Open February 17 through October 6, 2019 at the Racine Art Museum (RAM), From Nature: Contemporary Artists and Organic Materials features primarily objects—sculptural, functional, and wearable—that incorporate items from the natural world as a means to explore materials and a way to investigate a variety of social, personal, environmental, and cultural issues.
Superfine! Art Fair has the goal of making art collecting accessible to all. With most pieces priced below $5,000, and some works at only a few hundred dollars, they have something for every home and every budget. These works are guaranteed to intrigue your guests and elevate your personal collection.
La Vecchia, a singular masterpiece by Renaissance painter Giorgione, will be on view at the Cincinnati Art Museum February 15–May 5, 2019. This will mark the first time a painting by this rare and influential artist has been on view in Cincinnati, and the first exhibition of La Vecchia following a major conservation treatment.

Sculptor Nari Ward brings his perspective on the American experience to the New Museum this week. Ward, who was born in Jamaica, has lived and worked in Harlem for much of his twenty-five-year career. We The People is the first museum survey of his work and brings together over thirty sculptures, paintings, videos, and large-scale installations from throughout his career.
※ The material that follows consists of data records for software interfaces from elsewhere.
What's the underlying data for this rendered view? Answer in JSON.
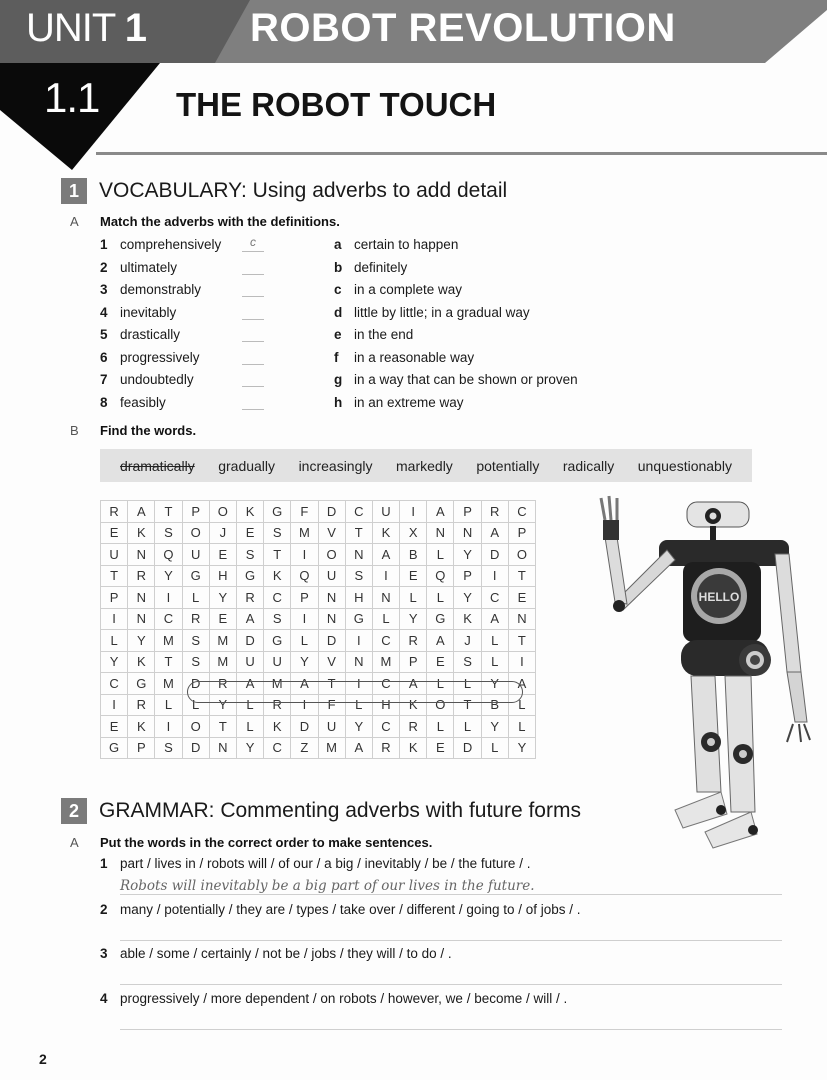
{
  "header": {
    "unit_label": "UNIT",
    "unit_number": "1",
    "unit_title": "ROBOT REVOLUTION",
    "lesson_number": "1.1",
    "lesson_title": "THE ROBOT TOUCH"
  },
  "section1": {
    "number": "1",
    "title": "VOCABULARY: Using adverbs to add detail",
    "partA": {
      "letter": "A",
      "instruction": "Match the adverbs with the definitions.",
      "adverbs": [
        {
          "n": "1",
          "word": "comprehensively",
          "answer": "c"
        },
        {
          "n": "2",
          "word": "ultimately",
          "answer": ""
        },
        {
          "n": "3",
          "word": "demonstrably",
          "answer": ""
        },
        {
          "n": "4",
          "word": "inevitably",
          "answer": ""
        },
        {
          "n": "5",
          "word": "drastically",
          "answer": ""
        },
        {
          "n": "6",
          "word": "progressively",
          "answer": ""
        },
        {
          "n": "7",
          "word": "undoubtedly",
          "answer": ""
        },
        {
          "n": "8",
          "word": "feasibly",
          "answer": ""
        }
      ],
      "definitions": [
        {
          "l": "a",
          "text": "certain to happen"
        },
        {
          "l": "b",
          "text": "definitely"
        },
        {
          "l": "c",
          "text": "in a complete way"
        },
        {
          "l": "d",
          "text": "little by little; in a gradual way"
        },
        {
          "l": "e",
          "text": "in the end"
        },
        {
          "l": "f",
          "text": "in a reasonable way"
        },
        {
          "l": "g",
          "text": "in a way that can be shown or proven"
        },
        {
          "l": "h",
          "text": "in an extreme way"
        }
      ]
    },
    "partB": {
      "letter": "B",
      "instruction": "Find the words.",
      "words": [
        "dramatically",
        "gradually",
        "increasingly",
        "markedly",
        "potentially",
        "radically",
        "unquestionably"
      ],
      "found_words": [
        "dramatically"
      ],
      "grid": [
        [
          "R",
          "A",
          "T",
          "P",
          "O",
          "K",
          "G",
          "F",
          "D",
          "C",
          "U",
          "I",
          "A",
          "P",
          "R",
          "C"
        ],
        [
          "E",
          "K",
          "S",
          "O",
          "J",
          "E",
          "S",
          "M",
          "V",
          "T",
          "K",
          "X",
          "N",
          "N",
          "A",
          "P"
        ],
        [
          "U",
          "N",
          "Q",
          "U",
          "E",
          "S",
          "T",
          "I",
          "O",
          "N",
          "A",
          "B",
          "L",
          "Y",
          "D",
          "O"
        ],
        [
          "T",
          "R",
          "Y",
          "G",
          "H",
          "G",
          "K",
          "Q",
          "U",
          "S",
          "I",
          "E",
          "Q",
          "P",
          "I",
          "T"
        ],
        [
          "P",
          "N",
          "I",
          "L",
          "Y",
          "R",
          "C",
          "P",
          "N",
          "H",
          "N",
          "L",
          "L",
          "Y",
          "C",
          "E"
        ],
        [
          "I",
          "N",
          "C",
          "R",
          "E",
          "A",
          "S",
          "I",
          "N",
          "G",
          "L",
          "Y",
          "G",
          "K",
          "A",
          "N"
        ],
        [
          "L",
          "Y",
          "M",
          "S",
          "M",
          "D",
          "G",
          "L",
          "D",
          "I",
          "C",
          "R",
          "A",
          "J",
          "L",
          "T"
        ],
        [
          "Y",
          "K",
          "T",
          "S",
          "M",
          "U",
          "U",
          "Y",
          "V",
          "N",
          "M",
          "P",
          "E",
          "S",
          "L",
          "I"
        ],
        [
          "C",
          "G",
          "M",
          "D",
          "R",
          "A",
          "M",
          "A",
          "T",
          "I",
          "C",
          "A",
          "L",
          "L",
          "Y",
          "A"
        ],
        [
          "I",
          "R",
          "L",
          "L",
          "Y",
          "L",
          "R",
          "I",
          "F",
          "L",
          "H",
          "K",
          "O",
          "T",
          "B",
          "L"
        ],
        [
          "E",
          "K",
          "I",
          "O",
          "T",
          "L",
          "K",
          "D",
          "U",
          "Y",
          "C",
          "R",
          "L",
          "L",
          "Y",
          "L"
        ],
        [
          "G",
          "P",
          "S",
          "D",
          "N",
          "Y",
          "C",
          "Z",
          "M",
          "A",
          "R",
          "K",
          "E",
          "D",
          "L",
          "Y"
        ]
      ]
    },
    "illustration": {
      "icon": "robot-illustration",
      "chest_text": "HELLO"
    }
  },
  "section2": {
    "number": "2",
    "title": "GRAMMAR: Commenting adverbs with future forms",
    "partA": {
      "letter": "A",
      "instruction": "Put the words in the correct order to make sentences.",
      "items": [
        {
          "n": "1",
          "prompt": "part / lives in / robots will / of our / a big / inevitably / be / the future / .",
          "answer": "Robots will inevitably be a big part of our lives in the future."
        },
        {
          "n": "2",
          "prompt": "many / potentially / they are / types / take over / different / going to / of jobs / .",
          "answer": ""
        },
        {
          "n": "3",
          "prompt": "able / some / certainly / not be / jobs / they will / to do / .",
          "answer": ""
        },
        {
          "n": "4",
          "prompt": "progressively / more dependent / on robots / however, we / become / will / .",
          "answer": ""
        }
      ]
    }
  },
  "footer": {
    "page_number": "2"
  }
}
For the forthcoming Botticelli: Heroines + Heroes exhibition, the Isabella Stewart Gardner Museum will be the sole venue in the United States to reunite Renaissance master Sandro Botticelli’s The Story of Lucretia from the Gardner Museum collection with the painter’s Story of Virginia, on loan from Italy for the first time.

The Armory Show announced today the participating artists and galleries in Platform, a curated section of the fair, which stages large-scale artworks and installations across Piers 92 & 94. The 2019 edition of Platform, entitled Worlds of Tomorrow, is curated by Sally Tallant, the recently appointed Executive Director of the Queens Museum, and former Director of Liverpool Biennial.